You mentioned making reforms to mental-health care in this country. What are some actions that the federal government could take there that it hasn’t so far?
The federal government could pass Medicare for All, which I am proud to co-sponsor and be a champion for, unlike my opponent, Daniel Goldman, who opposes Medicare for All. It would make sure that people have the mental-health support they need as a human right, regardless of their employment status or how much money they have in their pockets or bank accounts.

There’s speculation that the Democratic Party could lose control of the House following November. How are you feeling about your party’s chances in the midterms? 
I’m feeling optimistic, especially given the climate and health-care bill we passed last Friday (the Inflation Reduction Act), which the president will sign today. However, we need to be able to message our accomplishments to the American people in a way that is galvanizing. We also have to assure people that, if we retain the majority, we will continue to make transformational change.
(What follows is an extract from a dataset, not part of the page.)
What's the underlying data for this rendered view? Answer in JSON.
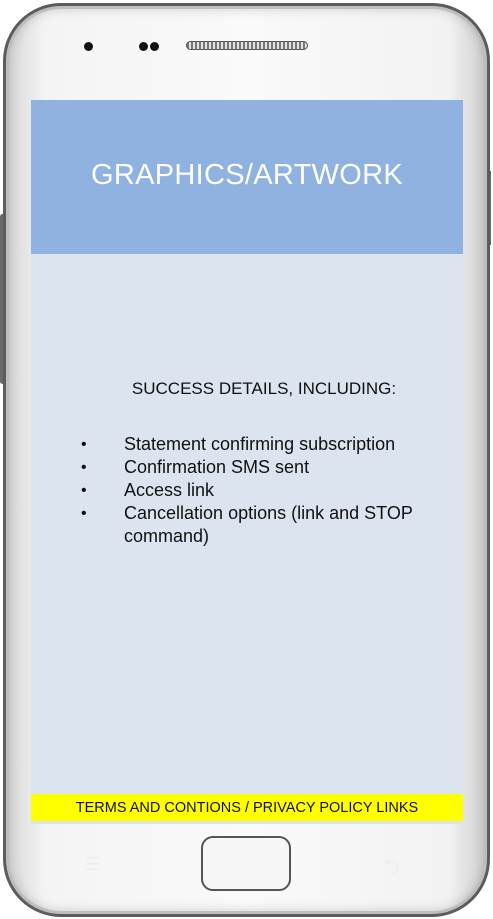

Those two projects have not been well executed this congressional term. We’ve got to tell people not only to vote but what we’re going to do if they vote us back in. It means we’ve got to tell people we’re going to pick up just at least two more Democratic Senate seats to make future filibusters an impossibility.

So you feel that there’s sometimes this disconnect between what the party can and has accomplished and how much voters know about that and understand that?
There is that disconnect. There is also a disconnect among many people in the House Democratic Caucus and how Democratic voters in particular are feeling. It’s not enough, as I have reminded some of my colleagues, to tell people that we are better than the other folks. Most Americans know that. Most Americans also agree overwhelmingly with the policies that we propose.

The issue is that people don’t trust us to get these things done. They see unified Democratic control of the federal government in this moment, and they wonder why we haven’t passed the George Floyd Justice in Policing Act after the largest protest movement in generations a few summers ago. They wonder how it could be that we couldn’t get Build Back Better through the House last fall when we’ve got a majority in the Senate, the majority in the House, and a president of the United States who is moderate yet proposed that legislation. This is why we need people like me to continue to give people hope that there are folks within the House Democratic Caucus and within the broader Democratic Party who get what is at stake and what we need to be fighting for in this moment. Not folks like Dan Goldman who think Donald Trump started all of our problems and that all of our problems will go away once he’s out of the picture.

I ran for Congress last cycle because I knew firsthand based on my upbringing and based on being an openly gay Black man in America that we had a lot of problems in this country even before Donald Trump was elected president of the United States in 2016. For me, policy is personal.

So you think there is too much focus on Donald Trump?
As I said during the last debate, the Republican Party was an anti-democratic, racist party long before the election of Donald Trump in 2016. Donald Trump didn’t happen overnight. Voters in the modern-day Republican Party were prepared to vote for a figure like Donald Trump and are prepared to reelect him in 2024, despite all of the evidence of his criminality and mismanagement of our economy during his first presidency.

Mondaire Jones on the Need to Meet Progressive Expectations